While Zurob doesn’t recall making such a statement, he said nurses indeed focus on the human aspect of care — holding a person’s hand, sitting at the bedside and keeping families connected — when patients are at risk of not surviving.
Focus on prevention
Doctors have no way of knowing which patients will suffer organ failure or blood clots in the lungs — two of the potentially fatal complications that often result from the virus, Zurob said, citing the Wolf family as an example.
“You have someone who is baseline healthy and they get sick like this and they are touch-and-go and could have died,” Zurob said of Mike. “Then you have in the same family his wife who was maybe not as healthy at baseline and she gets through it just like she had a little cold or something.
“That’s the million-dollar question, or billion at this point: how to predict that.”
In the meantime, Zurob maintained the emphasis should be on how to prevent most people from catching the coronavirus rather than what to do once patients have COVID-19.
“The focus should be on the things that we know work — you wash your hands, you wear a mask, you stay away from people, you get your flu shot,” he said. “It changed our lives, that’s true, but it also has been shown to work in decreasing the odds of catching the virus because once you catch it, to some degree it’s luck whether you’re in that group that’s gonna just have a little bit of a sniffle and be fine or you’re on a ventilator and may not make it out of the hospital.
“If we all do that, we can get through the winter.”
Mike, who lost 40 pounds during his hospital stay, is one of 474 people from Trempealeau County to test positive for COVID-19. Twelve of those people have been hospitalized and two died, according to statistics from the state Department of Health Services.
Once Mike got off the ventilator, he began a long rehabilitation process, including the daunting challenge of relearning how to walk.

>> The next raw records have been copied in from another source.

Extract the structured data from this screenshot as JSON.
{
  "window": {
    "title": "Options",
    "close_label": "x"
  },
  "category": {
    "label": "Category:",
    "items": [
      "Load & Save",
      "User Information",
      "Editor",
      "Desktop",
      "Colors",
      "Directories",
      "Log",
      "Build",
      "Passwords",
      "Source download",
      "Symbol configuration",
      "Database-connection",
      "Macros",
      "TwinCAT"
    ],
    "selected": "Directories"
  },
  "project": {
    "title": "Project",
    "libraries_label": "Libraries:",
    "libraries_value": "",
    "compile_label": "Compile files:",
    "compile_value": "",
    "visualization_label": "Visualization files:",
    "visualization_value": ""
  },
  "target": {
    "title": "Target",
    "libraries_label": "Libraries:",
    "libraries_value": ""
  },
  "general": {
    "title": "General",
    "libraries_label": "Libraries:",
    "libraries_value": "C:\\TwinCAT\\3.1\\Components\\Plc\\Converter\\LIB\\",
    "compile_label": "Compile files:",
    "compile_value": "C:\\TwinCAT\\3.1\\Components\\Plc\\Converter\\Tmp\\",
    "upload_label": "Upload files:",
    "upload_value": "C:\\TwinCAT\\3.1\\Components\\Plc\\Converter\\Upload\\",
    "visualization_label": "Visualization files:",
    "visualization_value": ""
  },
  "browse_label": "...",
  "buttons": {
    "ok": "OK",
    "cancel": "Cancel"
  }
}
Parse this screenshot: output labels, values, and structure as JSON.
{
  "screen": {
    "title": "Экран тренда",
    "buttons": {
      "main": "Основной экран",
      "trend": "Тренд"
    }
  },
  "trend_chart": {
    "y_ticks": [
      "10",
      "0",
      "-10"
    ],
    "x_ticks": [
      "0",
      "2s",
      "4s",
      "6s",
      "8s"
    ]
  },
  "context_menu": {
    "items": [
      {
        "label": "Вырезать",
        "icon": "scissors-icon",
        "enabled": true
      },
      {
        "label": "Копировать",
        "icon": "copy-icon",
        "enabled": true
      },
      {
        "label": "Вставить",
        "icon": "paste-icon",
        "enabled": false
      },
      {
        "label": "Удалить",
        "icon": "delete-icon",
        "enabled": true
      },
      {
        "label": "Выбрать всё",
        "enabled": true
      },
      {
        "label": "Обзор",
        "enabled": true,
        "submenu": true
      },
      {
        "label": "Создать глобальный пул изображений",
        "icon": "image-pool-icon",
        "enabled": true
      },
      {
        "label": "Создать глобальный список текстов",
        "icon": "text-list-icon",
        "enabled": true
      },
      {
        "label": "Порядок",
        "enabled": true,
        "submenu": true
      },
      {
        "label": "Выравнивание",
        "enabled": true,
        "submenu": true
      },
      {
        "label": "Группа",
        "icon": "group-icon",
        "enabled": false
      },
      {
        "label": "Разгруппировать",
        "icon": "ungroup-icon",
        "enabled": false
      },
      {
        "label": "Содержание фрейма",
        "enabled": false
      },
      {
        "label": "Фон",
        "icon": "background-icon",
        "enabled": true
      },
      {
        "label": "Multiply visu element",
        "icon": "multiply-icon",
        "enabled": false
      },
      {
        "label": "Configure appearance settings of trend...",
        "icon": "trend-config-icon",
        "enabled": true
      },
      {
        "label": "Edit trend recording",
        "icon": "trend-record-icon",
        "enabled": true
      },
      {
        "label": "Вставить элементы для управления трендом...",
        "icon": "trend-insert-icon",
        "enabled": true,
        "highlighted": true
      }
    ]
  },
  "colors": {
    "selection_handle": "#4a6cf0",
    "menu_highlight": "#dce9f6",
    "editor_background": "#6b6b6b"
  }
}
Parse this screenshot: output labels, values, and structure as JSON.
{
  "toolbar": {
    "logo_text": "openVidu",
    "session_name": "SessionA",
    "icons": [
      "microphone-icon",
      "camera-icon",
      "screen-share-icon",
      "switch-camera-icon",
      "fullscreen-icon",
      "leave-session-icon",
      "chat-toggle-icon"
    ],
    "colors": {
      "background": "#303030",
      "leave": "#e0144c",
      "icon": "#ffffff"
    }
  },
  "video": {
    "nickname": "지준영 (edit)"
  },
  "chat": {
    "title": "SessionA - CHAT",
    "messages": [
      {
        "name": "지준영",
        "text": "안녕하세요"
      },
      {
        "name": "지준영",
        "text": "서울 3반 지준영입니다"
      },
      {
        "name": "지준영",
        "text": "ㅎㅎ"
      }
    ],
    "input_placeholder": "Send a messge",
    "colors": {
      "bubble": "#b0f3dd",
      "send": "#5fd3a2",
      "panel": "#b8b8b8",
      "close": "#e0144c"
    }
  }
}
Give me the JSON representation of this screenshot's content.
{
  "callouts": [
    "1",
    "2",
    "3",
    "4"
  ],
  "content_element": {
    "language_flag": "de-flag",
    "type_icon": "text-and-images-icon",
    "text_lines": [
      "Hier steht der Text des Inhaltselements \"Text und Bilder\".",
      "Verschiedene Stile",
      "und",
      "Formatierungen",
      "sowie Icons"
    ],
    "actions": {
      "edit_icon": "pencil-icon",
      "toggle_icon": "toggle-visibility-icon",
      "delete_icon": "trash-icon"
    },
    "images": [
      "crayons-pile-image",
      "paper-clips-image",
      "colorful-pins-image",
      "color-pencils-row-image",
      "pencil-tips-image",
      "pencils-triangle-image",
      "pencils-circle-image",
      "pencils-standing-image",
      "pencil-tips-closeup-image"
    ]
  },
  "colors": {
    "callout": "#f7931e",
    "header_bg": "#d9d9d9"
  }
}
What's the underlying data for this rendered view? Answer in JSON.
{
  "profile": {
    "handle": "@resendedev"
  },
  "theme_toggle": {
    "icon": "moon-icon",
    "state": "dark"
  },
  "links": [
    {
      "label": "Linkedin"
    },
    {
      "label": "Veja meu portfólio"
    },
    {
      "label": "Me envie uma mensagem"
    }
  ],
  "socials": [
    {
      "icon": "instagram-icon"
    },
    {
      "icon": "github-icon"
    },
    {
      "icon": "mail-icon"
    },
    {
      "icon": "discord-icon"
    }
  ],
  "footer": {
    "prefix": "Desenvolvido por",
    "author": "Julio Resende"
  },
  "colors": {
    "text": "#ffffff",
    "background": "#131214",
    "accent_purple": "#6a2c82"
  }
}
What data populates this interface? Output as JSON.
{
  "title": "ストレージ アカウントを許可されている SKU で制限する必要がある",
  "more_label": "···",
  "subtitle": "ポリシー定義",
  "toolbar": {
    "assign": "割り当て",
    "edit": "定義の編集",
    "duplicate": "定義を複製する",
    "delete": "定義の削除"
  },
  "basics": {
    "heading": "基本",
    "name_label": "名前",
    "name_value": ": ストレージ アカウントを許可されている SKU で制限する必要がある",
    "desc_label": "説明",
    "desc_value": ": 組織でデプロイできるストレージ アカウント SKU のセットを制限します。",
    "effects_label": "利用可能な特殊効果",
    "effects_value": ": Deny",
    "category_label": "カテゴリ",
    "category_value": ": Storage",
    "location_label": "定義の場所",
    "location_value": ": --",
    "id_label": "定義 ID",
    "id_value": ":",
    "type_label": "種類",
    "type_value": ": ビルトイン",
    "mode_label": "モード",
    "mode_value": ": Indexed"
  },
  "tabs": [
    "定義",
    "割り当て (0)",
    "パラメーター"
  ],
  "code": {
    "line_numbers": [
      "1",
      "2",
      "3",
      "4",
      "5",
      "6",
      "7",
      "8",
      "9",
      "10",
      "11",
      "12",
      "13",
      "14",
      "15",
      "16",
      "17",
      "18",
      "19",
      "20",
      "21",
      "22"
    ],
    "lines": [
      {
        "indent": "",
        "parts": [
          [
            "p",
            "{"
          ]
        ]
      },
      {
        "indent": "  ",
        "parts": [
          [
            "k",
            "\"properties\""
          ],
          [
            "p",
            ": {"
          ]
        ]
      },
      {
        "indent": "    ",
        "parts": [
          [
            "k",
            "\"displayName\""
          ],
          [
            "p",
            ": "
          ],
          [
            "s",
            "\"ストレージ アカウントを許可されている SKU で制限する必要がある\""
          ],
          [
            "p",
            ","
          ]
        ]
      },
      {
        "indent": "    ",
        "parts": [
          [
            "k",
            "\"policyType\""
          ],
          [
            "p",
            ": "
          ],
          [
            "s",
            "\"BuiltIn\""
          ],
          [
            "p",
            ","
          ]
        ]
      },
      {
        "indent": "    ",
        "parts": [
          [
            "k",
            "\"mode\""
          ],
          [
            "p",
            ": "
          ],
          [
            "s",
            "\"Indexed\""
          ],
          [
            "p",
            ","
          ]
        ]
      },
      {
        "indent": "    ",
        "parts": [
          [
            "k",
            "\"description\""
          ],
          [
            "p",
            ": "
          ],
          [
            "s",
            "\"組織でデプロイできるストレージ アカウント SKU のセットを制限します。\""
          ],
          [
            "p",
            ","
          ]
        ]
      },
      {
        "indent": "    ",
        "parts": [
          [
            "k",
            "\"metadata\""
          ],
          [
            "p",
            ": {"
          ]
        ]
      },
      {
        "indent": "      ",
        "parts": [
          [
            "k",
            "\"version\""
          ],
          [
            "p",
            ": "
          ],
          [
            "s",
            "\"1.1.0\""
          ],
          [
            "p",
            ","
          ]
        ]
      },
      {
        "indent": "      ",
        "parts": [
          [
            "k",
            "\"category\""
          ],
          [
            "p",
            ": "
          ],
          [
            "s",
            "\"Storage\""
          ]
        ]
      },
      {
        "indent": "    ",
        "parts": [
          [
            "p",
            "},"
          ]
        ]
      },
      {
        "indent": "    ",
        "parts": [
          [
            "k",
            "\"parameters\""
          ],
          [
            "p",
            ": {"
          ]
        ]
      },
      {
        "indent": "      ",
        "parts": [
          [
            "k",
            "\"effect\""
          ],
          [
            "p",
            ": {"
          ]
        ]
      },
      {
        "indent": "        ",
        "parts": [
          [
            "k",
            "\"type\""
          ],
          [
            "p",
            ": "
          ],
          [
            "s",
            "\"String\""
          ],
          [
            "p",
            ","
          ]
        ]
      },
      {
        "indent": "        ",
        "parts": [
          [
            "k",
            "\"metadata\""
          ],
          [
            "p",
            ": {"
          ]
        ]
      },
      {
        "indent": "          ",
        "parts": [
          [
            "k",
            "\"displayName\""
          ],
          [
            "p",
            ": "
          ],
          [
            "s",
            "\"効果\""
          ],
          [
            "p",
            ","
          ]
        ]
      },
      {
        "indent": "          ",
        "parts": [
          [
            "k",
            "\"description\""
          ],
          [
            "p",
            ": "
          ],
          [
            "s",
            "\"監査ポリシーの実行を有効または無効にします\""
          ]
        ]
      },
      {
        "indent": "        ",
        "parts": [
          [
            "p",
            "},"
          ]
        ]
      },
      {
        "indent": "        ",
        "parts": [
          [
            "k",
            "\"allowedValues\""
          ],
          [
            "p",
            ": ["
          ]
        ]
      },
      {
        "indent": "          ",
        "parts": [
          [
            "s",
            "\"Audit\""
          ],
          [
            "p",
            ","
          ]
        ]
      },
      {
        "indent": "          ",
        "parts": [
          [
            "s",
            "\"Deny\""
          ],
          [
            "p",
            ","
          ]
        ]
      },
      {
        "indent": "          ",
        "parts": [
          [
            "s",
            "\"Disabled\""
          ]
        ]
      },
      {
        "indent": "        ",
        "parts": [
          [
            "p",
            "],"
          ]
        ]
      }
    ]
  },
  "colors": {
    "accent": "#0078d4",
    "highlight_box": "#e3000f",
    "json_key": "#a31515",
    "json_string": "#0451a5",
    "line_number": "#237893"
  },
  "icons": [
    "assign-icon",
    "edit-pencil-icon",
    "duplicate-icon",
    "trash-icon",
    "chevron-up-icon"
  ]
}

He was able to connect with his children via Zoom on Father’s Day.
When he was deemed healthy enough to go home from the hospital, his release was delayed by another week because he still tested positive for the virus. He finally was discharged on July 15 — just in time for his 40th birthday later that week.
He is still going through physical therapy and doing daily exercises to regain his strength and lung capacity, a process that at times tests the limits of a sign hanging in the couple’s living room that declares “Home is our happy place.”
Estimating that he is perhaps 75% recovered, Mike said he can lift a patio block but is unable to shoot a basketball.
Financial side effects have made the family’s health crisis more difficult, as Mike has been unable to return to work.
That means he has gone four months without a paycheck. Brandi, who was off work for more than two months, returned to her job as an overnight baker at Panera Bread in Eau Claire on Aug. 1.
The financial fallout was compounded by Mike not qualifying for unemployment compensation because he was physically unable to work and and not having as much disability coverage as he thought — he received about $100 a week for 13 weeks.
With the family having exhausted much of their savings, Brandi hopes to land a second job to help the family scrape by until Mike is well enough to go back to work.
‘We were lucky’
Despite their traumatic experience, the Wolf family doesn’t plan to retreat inside their house completely as they ride out the pandemic.
Mike is looking forward to attending his children’s athletic events — something that was difficult with his work schedule — but the family still plans to follow public health recommendations about washing hands, wearing masks and social distancing.
“You can’t live in fear of it. It’s here,” said Mike, who suspects he may have picked up the virus by inadvertently touching his face. “Don’t let it ruin everything for you, but be cautious.”
Brandi added, “We will keep taking precautions, but we can’t let it rule our lives.”
Through it all, Mike and Brandi said they never wondered why this happened to them.
“I didn’t feel sorry for us because he made it through,” Brandi said, glancing at her husband. “You look at all of the people who didn’t, and I realize we were lucky.”